Additionally, students here learn how the role of "pharmacist” differs at the VA, where the clinical pharmacist specialists have expanded scopes of practice to include more direct patient contact, complete access to patient medical records and provide disease state management for patients referred to their clinics. Additionally, they work closely with the care teams in acute and ambulatory care settings to optimize patient specific treatment plans.
Students on rotation here are also exposed to the VA’s robust telehealth program.
There are several modes of telehealth that have been incorporated in the pharmacy service here…
One example is the clinical video telehealth (CVT) program, where a clinical pharmacy specialist counsels patients remotely via a high-resolution video camera/monitor. Currently the CVT program is devoted to managing patients enrolled in the anticoagulation program at a clinic in Florence, Kentucky, which can accommodate up to 25 patient encounters a day. Another telehealth tool is secure messaging, where patients can send electronic messages to their primary care providers, nurses and/or pharmacists who help manage their medication therapies. This is part of an online tool for patients called MyHealtheVet, where patients can also access their medical records, manage appointments and request medication refills electronically.
There is also a "health buddy” system, in which devices such as blood pressure cuffs can be used at home.
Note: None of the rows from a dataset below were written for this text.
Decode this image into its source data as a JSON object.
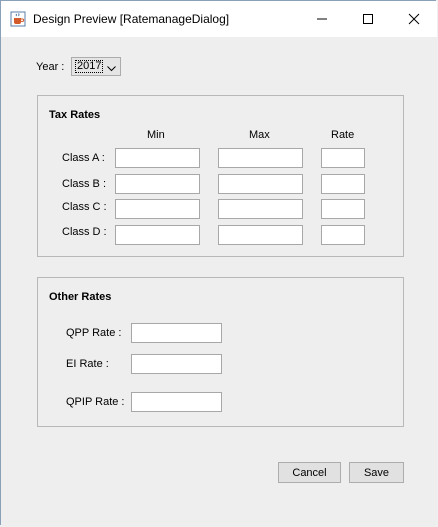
{
  "window": {
    "title": "Design Preview [RatemanageDialog]"
  },
  "year": {
    "label": "Year :",
    "selected": "2017"
  },
  "tax_rates": {
    "title": "Tax Rates",
    "columns": {
      "min": "Min",
      "max": "Max",
      "rate": "Rate"
    },
    "rows": [
      {
        "label": "Class A :",
        "min": "",
        "max": "",
        "rate": ""
      },
      {
        "label": "Class B :",
        "min": "",
        "max": "",
        "rate": ""
      },
      {
        "label": "Class C :",
        "min": "",
        "max": "",
        "rate": ""
      },
      {
        "label": "Class D :",
        "min": "",
        "max": "",
        "rate": ""
      }
    ]
  },
  "other_rates": {
    "title": "Other Rates",
    "rows": [
      {
        "label": "QPP Rate :",
        "value": ""
      },
      {
        "label": "EI Rate :",
        "value": ""
      },
      {
        "label": "QPIP Rate :",
        "value": ""
      }
    ]
  },
  "buttons": {
    "cancel": "Cancel",
    "save": "Save"
  },
  "icons": {
    "app": "java-cup-icon",
    "minimize": "minimize-icon",
    "maximize": "maximize-icon",
    "close": "close-icon",
    "dropdown": "chevron-down-icon"
  }
}
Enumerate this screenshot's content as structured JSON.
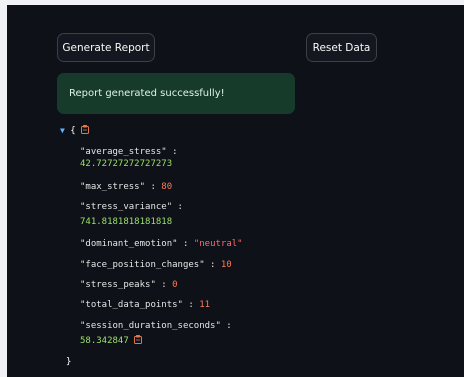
{
  "toolbar": {
    "generate_label": "Generate Report",
    "reset_label": "Reset Data"
  },
  "alert": {
    "message": "Report generated successfully!"
  },
  "json_view": {
    "open_brace": "{",
    "close_brace": "}",
    "entries": [
      {
        "key": "\"average_stress\"",
        "value": "42.72727272727273",
        "type": "float"
      },
      {
        "key": "\"max_stress\"",
        "value": "80",
        "type": "int"
      },
      {
        "key": "\"stress_variance\"",
        "value": "741.8181818181818",
        "type": "float"
      },
      {
        "key": "\"dominant_emotion\"",
        "value": "\"neutral\"",
        "type": "string"
      },
      {
        "key": "\"face_position_changes\"",
        "value": "10",
        "type": "int"
      },
      {
        "key": "\"stress_peaks\"",
        "value": "0",
        "type": "int"
      },
      {
        "key": "\"total_data_points\"",
        "value": "11",
        "type": "int"
      },
      {
        "key": "\"session_duration_seconds\"",
        "value": "58.342847",
        "type": "float"
      }
    ]
  },
  "colors": {
    "background": "#0e1117",
    "success_bg": "#173b2b",
    "int_value": "#ff7b54",
    "float_value": "#9be26b",
    "string_value": "#ff6a6a"
  },
  "icons": {
    "toggle": "caret-down-icon",
    "copy": "clipboard-icon"
  }
}
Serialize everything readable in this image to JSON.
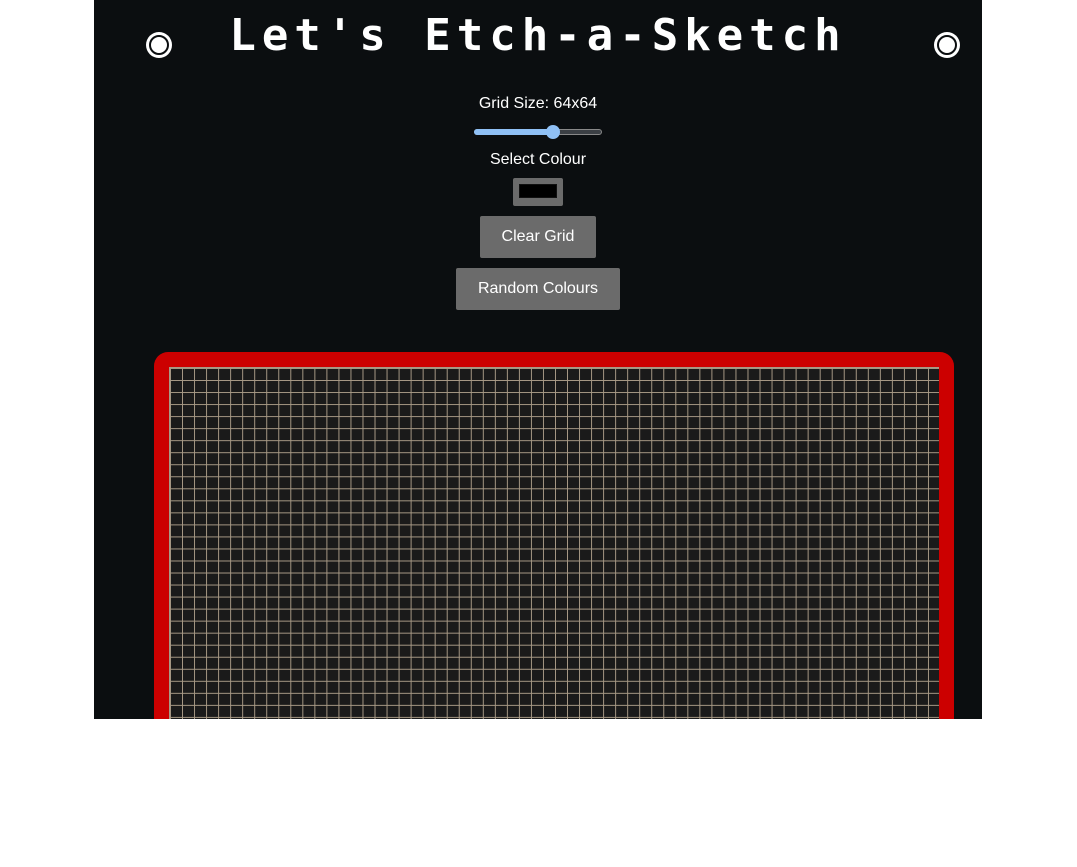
{
  "header": {
    "title": "Let's Etch-a-Sketch"
  },
  "controls": {
    "grid_size_label": "Grid Size: 64x64",
    "grid_size_value": 64,
    "grid_size_fraction": 0.62,
    "select_colour_label": "Select Colour",
    "selected_colour": "#000000",
    "clear_button": "Clear Grid",
    "random_button": "Random Colours"
  },
  "colors": {
    "app_background": "#0b0e10",
    "frame": "#cc0000",
    "grid_lines": "#a89a86",
    "button": "#6b6b6b",
    "slider_accent": "#8fc0f5"
  },
  "grid": {
    "columns": 64,
    "rows": 64
  }
}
Data from these devices are electronically uploaded to the VA computer system where pharmacists can review a patient’s progress and then work with the patient to further adjust their medications.
"There has been a significant push to expand our utilization of telehealth tools and services within the VA. We know these tools can empower patients and pharmacists alike by increasing our patients’ access to the care they need and allowing pharmacists to practice more effectively and efficiently,” says clinical pharmacy specialist Dan Knight, PharmD, a UC alum (’07) and preceptor.
Like all the preceptors on the VA pharmacy staff, Knight is also an adjunct assistant professor at the college and each spring semester he presents the benefits of choosing a rotation at the VA to third-year PharmD candidates.
"There is a connectedness that we feel here to help each other grow. It’s a mutual benefit to the students, the faculty and our faculty/staff,” says Knight.
Wells-Walker says that it was Knight’s impassioned description of the anticoagulation rotation (the management of blood thinning medications) that piqued her interest in signing up for her first rotation at the VA Medical Center.
"He said it’s a unique perspective on pharmacy practice to learn things above and beyond book work … and he’s right,” says Wells-Walker, pointing to the medication management counseling she conducts with patients on topics such as how changes in diet can influence anticoagulation outcomes: "I can see the excitement on a patient’s face when he is told to add another serving of the Brussels sprouts that he loves!”
The Cincinnati VA Medical Center consists of two divisions located in Cincinnati, Ohio, and Fort Thomas, Kentucky, and six community-based outpatient clinics, and provides services to 17 counties in Ohio, Kentucky and Indiana.